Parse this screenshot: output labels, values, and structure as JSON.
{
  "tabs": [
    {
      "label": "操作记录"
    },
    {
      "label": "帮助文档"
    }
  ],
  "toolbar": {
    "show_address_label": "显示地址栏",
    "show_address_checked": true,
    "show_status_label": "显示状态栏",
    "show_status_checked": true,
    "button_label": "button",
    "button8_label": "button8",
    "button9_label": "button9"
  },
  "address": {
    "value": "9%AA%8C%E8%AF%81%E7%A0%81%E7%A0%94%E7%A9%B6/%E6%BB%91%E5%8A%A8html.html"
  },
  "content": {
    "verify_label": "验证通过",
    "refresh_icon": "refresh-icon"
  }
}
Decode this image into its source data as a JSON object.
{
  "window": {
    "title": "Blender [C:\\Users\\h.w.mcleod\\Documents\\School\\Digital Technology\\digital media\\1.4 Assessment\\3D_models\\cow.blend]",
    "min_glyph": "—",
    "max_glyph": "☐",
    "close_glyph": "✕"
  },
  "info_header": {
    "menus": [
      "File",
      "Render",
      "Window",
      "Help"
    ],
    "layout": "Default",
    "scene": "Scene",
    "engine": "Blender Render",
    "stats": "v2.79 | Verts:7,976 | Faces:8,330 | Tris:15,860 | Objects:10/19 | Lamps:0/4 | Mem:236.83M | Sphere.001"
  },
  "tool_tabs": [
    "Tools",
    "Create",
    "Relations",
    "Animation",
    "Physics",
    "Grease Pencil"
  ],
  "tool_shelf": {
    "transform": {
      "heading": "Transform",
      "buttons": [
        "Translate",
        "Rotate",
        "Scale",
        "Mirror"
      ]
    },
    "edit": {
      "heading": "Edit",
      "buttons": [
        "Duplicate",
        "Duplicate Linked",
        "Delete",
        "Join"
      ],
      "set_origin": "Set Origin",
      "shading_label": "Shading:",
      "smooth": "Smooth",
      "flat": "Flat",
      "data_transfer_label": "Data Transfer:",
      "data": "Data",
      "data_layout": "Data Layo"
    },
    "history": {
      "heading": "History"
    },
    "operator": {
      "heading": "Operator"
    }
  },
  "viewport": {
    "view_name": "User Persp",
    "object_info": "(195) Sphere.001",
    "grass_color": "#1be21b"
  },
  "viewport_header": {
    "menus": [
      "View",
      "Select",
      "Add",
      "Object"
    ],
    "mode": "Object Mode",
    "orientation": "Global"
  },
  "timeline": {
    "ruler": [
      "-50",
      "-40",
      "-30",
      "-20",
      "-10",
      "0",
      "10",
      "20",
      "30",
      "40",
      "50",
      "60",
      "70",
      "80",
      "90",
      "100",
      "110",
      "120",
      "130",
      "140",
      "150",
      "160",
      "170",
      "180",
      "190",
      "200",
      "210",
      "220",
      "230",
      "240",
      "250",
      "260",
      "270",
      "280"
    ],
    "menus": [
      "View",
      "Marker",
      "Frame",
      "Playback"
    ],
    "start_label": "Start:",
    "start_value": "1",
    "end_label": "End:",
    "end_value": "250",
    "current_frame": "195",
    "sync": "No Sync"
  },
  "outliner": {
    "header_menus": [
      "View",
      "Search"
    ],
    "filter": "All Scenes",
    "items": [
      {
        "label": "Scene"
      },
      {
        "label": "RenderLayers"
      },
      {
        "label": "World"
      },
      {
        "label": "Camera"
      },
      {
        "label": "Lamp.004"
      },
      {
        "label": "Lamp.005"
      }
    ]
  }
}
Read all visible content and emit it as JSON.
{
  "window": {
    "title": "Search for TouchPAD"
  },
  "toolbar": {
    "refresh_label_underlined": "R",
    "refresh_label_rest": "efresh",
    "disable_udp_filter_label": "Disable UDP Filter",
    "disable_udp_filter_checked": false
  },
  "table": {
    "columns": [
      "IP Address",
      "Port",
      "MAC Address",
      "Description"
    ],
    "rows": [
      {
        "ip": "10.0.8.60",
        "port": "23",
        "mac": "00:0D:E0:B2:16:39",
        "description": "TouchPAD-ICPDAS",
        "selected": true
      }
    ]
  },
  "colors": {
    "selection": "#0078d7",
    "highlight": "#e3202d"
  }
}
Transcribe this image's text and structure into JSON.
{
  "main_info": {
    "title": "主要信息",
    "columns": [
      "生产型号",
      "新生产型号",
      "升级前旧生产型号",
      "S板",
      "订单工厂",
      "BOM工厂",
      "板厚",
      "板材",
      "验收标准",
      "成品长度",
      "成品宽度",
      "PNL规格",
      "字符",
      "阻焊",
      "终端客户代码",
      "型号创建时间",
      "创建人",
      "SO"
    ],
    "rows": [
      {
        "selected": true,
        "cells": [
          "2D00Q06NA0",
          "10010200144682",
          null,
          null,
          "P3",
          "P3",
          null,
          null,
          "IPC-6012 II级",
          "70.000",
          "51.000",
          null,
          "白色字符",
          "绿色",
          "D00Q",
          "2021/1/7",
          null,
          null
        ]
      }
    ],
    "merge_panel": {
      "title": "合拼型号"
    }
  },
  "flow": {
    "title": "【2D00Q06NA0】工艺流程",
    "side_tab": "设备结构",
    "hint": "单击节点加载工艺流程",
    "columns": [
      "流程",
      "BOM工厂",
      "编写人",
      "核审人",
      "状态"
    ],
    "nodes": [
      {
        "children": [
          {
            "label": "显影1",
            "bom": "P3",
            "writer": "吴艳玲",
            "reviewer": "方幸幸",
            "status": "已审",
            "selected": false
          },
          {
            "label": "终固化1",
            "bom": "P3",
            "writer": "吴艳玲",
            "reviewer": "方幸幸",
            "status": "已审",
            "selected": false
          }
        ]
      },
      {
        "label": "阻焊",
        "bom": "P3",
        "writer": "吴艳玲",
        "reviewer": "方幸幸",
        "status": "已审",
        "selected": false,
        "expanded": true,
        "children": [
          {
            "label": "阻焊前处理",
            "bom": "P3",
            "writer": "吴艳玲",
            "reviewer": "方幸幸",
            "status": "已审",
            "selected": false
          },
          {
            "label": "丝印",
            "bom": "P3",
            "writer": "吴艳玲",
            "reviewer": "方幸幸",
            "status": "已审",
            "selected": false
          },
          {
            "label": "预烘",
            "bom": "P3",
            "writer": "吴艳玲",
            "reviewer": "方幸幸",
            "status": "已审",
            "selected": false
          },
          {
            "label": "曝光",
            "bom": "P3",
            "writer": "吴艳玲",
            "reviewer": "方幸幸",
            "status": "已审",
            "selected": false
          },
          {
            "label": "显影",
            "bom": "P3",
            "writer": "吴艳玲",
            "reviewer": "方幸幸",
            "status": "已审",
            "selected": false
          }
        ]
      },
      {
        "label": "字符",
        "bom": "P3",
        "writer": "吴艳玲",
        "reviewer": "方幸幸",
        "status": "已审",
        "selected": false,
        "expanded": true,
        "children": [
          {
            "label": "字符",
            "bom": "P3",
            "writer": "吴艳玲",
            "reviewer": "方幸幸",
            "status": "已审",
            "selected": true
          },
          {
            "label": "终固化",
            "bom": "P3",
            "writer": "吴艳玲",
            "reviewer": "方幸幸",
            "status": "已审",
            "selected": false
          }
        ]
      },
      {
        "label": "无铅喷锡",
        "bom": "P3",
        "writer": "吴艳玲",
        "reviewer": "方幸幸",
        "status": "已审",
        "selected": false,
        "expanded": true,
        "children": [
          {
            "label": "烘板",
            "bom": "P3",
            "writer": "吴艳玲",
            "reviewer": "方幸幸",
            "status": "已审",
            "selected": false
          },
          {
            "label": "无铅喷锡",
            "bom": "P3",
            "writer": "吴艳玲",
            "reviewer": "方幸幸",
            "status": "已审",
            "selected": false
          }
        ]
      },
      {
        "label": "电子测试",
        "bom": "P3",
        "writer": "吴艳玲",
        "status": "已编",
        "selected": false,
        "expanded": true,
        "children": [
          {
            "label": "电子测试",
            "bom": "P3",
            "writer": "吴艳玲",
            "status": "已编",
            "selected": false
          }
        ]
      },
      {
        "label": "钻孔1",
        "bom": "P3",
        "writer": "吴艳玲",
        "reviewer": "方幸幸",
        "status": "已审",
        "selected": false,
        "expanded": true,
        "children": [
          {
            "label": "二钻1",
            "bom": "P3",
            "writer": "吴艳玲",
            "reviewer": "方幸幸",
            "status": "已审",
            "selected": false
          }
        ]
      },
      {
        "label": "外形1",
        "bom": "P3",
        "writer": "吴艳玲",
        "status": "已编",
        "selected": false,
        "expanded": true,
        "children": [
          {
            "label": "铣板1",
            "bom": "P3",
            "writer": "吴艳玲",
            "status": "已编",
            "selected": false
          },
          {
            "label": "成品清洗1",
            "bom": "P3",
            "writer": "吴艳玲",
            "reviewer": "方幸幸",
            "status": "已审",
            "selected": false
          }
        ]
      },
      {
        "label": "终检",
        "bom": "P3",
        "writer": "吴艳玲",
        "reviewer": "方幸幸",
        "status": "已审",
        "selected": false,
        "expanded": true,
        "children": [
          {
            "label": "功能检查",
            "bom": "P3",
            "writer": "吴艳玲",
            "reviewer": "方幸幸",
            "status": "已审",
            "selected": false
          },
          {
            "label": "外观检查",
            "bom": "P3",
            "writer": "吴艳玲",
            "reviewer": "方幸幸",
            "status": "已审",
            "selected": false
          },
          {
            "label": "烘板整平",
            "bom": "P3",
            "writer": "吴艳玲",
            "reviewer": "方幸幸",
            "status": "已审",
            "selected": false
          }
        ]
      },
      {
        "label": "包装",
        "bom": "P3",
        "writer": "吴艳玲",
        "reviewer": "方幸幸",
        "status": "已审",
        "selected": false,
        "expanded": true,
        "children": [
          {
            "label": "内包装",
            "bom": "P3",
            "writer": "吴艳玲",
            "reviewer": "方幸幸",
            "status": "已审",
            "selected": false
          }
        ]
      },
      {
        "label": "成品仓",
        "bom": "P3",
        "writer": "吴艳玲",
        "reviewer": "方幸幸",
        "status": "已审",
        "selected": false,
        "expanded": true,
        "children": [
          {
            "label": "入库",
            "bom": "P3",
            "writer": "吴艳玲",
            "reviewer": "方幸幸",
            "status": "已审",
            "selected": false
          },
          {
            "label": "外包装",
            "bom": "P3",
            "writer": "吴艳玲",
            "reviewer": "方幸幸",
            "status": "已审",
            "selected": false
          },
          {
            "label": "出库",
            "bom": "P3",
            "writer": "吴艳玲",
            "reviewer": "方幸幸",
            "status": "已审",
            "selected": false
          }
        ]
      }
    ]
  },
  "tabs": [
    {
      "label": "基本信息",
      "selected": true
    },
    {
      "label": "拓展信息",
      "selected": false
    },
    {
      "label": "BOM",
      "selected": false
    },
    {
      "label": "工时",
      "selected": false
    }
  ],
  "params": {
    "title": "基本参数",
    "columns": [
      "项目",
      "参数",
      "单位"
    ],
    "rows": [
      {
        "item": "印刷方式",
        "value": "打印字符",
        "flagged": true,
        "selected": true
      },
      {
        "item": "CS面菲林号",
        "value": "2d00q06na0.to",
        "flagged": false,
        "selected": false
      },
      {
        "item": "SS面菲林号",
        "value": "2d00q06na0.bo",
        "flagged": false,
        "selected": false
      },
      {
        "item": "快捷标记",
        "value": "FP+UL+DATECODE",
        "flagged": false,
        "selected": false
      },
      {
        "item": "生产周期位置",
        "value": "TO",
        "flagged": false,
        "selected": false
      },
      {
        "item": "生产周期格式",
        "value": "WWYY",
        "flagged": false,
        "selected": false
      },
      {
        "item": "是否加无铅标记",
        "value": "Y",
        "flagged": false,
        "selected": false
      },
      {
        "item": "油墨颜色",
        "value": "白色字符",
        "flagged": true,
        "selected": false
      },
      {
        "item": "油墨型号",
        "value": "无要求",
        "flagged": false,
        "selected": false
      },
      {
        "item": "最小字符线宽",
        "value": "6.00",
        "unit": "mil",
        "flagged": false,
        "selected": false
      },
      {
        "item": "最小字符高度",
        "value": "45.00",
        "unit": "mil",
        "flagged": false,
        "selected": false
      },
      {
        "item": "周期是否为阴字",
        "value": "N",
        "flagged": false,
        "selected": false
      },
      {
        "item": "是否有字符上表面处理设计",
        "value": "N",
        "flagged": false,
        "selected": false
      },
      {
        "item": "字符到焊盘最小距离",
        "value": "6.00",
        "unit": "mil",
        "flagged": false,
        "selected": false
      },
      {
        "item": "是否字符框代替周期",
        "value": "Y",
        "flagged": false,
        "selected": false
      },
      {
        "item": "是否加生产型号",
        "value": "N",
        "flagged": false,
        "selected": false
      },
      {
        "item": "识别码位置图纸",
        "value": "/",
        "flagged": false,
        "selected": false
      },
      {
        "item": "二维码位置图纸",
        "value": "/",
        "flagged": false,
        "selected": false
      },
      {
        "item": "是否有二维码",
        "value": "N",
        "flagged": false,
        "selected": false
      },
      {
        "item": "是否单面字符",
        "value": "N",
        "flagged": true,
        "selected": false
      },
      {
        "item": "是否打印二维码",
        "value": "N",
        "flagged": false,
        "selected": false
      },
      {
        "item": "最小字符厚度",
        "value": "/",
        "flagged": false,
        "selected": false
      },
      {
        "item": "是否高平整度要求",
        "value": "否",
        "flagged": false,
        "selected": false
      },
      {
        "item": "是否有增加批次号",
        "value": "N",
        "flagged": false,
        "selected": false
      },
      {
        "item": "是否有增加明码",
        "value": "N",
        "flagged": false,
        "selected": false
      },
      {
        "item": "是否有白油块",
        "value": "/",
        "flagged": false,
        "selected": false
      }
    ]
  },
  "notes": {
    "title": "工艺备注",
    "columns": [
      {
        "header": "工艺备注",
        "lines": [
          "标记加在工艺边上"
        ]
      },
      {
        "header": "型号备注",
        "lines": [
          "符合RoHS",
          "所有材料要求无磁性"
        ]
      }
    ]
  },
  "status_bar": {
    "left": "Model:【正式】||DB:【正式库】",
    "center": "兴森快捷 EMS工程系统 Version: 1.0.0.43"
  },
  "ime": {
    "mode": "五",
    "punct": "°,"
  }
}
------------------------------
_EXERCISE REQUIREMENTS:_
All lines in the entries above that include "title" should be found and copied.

_ANSWER FOR THIS EXERCISE:_
    "title": "Blender [C:\\Users\\h.w.mcleod\\Documents\\School\\Digital Technology\\digital media\\1.4 Assessment\\3D_models\\cow.blend]",
    "title": "Search for TouchPAD"
    "title": "主要信息",
      "title": "合拼型号"
    "title": "【2D00Q06NA0】工艺流程",
    "title": "基本参数",
    "title": "工艺备注",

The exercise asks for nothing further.